● **Brief**
From the entries that follow, copy each line containing the word "module".

Stored data
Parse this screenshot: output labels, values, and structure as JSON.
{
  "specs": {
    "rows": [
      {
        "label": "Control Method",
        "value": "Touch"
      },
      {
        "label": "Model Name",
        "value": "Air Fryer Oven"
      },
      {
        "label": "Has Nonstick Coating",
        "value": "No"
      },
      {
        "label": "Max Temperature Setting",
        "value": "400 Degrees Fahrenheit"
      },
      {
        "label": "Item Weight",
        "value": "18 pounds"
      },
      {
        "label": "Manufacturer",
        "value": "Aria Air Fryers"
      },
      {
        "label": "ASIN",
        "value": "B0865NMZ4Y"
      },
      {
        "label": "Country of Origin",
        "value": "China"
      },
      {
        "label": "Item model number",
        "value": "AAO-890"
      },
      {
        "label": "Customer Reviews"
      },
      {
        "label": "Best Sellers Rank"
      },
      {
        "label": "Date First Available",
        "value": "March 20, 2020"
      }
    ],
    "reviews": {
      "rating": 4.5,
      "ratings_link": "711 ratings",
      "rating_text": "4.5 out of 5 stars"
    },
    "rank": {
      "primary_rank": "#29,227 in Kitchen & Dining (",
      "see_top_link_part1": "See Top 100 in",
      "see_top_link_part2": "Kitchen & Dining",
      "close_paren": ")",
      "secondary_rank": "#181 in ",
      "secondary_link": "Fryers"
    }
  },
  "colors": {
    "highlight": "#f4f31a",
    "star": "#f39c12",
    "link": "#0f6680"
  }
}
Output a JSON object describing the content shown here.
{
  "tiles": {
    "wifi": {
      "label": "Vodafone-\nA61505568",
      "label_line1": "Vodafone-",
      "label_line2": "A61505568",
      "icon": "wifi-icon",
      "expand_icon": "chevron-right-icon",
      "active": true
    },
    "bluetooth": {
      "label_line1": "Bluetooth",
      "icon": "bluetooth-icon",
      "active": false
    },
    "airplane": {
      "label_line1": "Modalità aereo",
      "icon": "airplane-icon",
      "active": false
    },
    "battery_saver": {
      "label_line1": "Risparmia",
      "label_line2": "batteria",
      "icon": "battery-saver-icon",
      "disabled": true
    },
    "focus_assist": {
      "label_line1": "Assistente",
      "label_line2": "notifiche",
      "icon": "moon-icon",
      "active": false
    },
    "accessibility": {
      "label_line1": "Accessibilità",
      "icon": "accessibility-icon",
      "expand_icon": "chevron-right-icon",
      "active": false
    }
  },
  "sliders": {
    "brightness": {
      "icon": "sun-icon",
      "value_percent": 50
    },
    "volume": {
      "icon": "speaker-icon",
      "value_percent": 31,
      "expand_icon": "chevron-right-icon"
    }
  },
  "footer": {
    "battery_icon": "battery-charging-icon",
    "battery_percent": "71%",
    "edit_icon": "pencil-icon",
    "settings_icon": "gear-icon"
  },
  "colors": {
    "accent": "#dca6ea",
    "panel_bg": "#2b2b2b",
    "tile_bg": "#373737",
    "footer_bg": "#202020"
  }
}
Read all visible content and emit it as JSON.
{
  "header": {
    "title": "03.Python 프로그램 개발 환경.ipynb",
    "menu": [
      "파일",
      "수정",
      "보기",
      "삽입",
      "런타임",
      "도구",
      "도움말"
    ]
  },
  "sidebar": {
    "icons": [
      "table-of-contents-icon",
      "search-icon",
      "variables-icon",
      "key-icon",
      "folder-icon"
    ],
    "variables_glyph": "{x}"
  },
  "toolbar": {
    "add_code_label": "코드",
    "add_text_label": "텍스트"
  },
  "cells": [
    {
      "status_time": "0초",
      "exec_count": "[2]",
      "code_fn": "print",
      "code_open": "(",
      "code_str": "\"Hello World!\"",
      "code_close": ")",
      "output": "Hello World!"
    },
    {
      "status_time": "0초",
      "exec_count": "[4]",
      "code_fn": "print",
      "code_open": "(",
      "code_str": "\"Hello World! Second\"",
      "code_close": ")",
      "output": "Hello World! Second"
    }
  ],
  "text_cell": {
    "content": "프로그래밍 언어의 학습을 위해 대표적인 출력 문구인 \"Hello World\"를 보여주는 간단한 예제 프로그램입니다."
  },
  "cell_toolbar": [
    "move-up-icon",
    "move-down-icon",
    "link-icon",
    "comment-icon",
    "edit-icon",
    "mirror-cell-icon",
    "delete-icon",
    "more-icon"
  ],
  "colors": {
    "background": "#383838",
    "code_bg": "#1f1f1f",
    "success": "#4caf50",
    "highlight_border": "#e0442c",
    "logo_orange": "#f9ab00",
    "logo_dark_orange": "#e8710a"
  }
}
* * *
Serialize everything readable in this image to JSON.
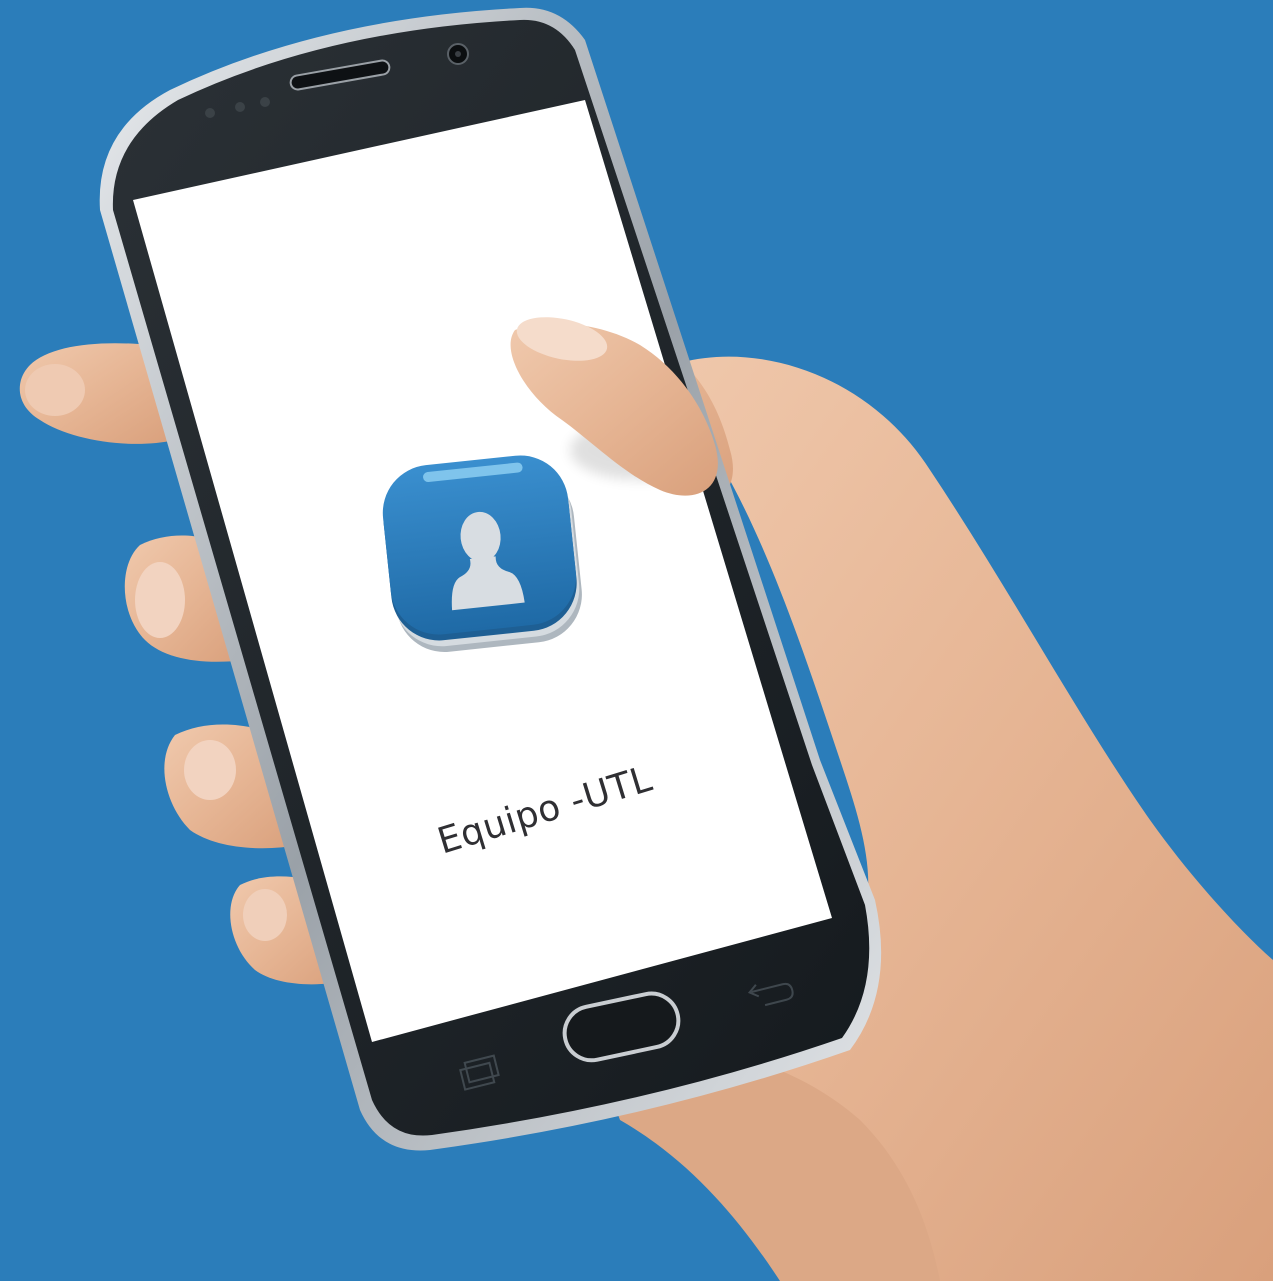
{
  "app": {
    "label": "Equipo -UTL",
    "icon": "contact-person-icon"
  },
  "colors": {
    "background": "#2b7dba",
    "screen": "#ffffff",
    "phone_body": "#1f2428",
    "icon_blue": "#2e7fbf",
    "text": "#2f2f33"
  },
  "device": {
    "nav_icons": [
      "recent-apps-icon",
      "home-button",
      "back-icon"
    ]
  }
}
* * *
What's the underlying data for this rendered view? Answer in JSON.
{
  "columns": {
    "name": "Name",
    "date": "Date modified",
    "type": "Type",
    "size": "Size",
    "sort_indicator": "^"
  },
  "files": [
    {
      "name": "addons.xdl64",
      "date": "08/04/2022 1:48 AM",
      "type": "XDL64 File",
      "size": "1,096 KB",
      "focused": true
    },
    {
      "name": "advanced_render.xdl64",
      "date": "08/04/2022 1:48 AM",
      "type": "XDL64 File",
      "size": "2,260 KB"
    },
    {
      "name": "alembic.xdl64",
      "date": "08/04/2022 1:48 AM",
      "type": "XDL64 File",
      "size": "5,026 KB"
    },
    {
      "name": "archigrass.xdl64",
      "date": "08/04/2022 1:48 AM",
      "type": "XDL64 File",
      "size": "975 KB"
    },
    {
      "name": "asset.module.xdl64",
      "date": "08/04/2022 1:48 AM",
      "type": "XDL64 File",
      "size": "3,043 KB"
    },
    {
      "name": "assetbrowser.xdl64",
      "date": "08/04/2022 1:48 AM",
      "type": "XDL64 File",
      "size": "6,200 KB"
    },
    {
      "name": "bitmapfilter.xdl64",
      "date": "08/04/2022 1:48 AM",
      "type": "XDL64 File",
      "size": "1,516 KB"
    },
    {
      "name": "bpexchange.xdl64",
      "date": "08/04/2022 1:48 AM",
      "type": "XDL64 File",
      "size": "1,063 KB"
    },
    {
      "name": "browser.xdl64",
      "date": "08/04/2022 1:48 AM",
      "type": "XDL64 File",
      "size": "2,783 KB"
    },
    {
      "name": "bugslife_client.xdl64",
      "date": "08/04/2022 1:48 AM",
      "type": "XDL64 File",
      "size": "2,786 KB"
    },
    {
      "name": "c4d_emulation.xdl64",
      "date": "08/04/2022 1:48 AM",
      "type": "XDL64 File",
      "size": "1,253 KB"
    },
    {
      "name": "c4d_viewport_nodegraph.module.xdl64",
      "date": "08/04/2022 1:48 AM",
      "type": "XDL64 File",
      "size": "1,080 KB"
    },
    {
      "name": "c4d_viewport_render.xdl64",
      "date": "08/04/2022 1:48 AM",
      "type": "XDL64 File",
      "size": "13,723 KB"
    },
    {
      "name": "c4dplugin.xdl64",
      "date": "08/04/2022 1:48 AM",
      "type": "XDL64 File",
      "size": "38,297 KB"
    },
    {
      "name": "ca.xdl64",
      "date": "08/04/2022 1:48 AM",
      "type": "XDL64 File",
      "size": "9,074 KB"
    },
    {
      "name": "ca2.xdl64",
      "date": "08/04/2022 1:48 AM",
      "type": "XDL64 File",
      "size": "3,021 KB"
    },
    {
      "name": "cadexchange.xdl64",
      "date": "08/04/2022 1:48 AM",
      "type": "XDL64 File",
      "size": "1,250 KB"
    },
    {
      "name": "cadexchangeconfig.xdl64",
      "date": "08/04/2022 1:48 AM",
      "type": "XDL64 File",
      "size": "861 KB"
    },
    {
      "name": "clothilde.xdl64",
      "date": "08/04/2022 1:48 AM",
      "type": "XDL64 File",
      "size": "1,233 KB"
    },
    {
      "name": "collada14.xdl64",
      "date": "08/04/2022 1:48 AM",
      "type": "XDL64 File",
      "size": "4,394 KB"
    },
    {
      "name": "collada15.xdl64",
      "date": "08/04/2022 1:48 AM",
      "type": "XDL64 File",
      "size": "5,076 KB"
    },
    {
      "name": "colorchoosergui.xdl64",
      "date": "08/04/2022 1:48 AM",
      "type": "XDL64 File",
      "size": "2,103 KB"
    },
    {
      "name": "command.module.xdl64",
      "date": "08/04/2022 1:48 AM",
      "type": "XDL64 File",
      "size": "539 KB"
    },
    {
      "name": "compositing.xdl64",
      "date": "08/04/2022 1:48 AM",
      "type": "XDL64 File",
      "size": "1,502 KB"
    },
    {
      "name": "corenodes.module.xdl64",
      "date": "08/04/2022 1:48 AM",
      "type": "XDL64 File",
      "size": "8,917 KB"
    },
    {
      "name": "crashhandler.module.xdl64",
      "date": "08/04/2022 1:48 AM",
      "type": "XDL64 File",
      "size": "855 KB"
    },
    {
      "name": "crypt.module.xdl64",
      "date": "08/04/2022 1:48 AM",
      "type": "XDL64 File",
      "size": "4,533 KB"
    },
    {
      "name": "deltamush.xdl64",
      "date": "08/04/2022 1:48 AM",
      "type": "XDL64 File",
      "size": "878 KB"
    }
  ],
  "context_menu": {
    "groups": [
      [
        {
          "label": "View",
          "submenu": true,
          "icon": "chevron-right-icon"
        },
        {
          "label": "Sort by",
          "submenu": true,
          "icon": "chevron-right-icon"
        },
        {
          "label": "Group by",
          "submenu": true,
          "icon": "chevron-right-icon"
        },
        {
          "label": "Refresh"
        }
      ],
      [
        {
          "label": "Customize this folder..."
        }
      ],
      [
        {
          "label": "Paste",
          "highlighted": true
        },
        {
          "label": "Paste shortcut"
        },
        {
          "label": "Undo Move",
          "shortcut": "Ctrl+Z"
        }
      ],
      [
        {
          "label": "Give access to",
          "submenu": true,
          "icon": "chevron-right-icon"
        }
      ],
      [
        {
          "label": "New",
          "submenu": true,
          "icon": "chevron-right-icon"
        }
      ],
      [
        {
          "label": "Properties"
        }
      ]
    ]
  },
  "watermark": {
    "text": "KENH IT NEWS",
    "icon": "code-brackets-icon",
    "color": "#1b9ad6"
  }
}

● **Final answer**
      "name": "asset.module.xdl64",
      "name": "c4d_viewport_nodegraph.module.xdl64",
      "name": "command.module.xdl64",
      "name": "corenodes.module.xdl64",
      "name": "crashhandler.module.xdl64",
      "name": "crypt.module.xdl64",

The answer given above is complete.